Which lines of the records contain "source"? Collect every one of them.

::::::::::

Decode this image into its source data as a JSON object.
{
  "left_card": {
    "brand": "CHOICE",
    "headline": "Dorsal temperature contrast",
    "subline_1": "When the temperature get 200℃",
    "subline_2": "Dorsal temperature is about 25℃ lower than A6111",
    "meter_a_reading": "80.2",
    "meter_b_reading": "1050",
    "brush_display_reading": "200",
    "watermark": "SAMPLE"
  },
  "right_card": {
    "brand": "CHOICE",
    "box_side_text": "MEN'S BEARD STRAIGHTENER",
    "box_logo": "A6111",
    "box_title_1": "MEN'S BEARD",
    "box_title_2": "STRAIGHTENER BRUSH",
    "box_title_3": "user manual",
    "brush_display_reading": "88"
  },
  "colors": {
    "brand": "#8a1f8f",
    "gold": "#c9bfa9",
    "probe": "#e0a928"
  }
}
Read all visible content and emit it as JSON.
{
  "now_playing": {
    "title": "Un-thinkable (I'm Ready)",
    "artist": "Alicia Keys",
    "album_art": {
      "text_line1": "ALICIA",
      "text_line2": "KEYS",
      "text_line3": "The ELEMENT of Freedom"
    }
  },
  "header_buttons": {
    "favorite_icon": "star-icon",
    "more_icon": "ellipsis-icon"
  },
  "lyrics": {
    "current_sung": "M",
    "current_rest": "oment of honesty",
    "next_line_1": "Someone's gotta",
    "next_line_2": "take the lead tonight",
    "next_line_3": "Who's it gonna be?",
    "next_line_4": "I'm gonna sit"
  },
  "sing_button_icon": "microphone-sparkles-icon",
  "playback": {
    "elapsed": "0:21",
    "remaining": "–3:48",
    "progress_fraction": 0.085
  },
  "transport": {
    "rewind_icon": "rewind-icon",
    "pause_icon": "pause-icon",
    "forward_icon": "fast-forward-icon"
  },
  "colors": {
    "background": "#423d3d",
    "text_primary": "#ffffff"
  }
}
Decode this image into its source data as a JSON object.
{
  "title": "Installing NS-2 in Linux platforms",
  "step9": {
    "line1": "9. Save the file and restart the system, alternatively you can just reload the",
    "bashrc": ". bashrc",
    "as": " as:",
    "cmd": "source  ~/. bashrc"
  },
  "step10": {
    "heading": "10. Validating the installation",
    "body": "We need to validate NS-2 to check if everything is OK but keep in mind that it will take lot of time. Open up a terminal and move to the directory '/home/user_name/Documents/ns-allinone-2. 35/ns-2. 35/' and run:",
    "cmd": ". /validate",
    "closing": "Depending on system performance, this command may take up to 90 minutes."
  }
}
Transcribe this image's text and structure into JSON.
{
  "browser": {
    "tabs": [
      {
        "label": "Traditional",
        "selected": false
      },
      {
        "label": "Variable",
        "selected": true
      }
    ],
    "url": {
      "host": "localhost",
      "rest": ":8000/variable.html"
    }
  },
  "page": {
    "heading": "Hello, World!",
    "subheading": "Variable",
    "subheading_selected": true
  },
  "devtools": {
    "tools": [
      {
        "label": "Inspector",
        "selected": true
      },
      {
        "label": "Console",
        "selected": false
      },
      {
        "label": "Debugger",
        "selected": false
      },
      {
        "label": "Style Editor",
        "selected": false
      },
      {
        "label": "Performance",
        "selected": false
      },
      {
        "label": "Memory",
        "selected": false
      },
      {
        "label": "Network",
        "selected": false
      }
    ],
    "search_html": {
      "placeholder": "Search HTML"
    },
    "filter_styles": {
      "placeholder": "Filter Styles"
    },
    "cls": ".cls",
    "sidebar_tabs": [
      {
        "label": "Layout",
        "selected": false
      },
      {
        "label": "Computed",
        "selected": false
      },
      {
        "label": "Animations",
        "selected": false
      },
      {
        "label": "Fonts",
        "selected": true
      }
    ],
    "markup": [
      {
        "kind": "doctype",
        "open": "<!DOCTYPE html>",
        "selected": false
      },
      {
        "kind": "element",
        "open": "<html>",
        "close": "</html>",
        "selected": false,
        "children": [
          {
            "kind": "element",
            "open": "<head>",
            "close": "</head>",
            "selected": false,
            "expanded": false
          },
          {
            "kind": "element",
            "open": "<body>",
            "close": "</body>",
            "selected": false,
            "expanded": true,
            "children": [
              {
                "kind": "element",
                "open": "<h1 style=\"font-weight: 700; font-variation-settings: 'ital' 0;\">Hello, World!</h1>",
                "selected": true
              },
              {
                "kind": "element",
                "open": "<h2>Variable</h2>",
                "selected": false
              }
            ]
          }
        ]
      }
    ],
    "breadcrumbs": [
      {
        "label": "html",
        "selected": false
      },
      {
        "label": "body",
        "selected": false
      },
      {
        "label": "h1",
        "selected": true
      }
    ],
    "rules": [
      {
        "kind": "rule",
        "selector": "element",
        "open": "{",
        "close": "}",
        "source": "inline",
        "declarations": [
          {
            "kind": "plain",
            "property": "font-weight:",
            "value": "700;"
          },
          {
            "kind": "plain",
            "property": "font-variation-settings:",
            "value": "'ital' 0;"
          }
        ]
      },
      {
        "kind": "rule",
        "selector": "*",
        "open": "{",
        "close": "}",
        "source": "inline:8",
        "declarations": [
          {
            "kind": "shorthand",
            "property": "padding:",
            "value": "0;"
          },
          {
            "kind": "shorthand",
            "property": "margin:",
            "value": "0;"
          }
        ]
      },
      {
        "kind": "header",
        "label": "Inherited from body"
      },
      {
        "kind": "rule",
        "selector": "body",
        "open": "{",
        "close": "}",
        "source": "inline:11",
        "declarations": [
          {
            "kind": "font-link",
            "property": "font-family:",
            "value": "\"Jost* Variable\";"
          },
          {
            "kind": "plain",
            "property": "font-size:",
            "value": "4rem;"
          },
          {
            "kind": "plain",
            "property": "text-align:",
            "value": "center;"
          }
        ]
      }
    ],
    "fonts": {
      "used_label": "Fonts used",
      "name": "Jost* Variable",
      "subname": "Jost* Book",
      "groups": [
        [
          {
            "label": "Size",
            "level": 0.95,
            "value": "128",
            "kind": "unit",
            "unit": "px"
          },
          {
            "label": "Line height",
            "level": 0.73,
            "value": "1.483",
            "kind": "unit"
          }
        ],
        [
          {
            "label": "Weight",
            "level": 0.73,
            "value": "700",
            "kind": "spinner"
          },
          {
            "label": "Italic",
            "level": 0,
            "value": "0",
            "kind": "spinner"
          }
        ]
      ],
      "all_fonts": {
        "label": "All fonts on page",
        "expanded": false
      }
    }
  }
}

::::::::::

Task result
Decode this image into its source data as a JSON object.
Decode this image into its source data as a JSON object.
    "cmd": "source  ~/. bashrc"
        "source": "inline",
        "source": "inline:8",
        "source": "inline:11",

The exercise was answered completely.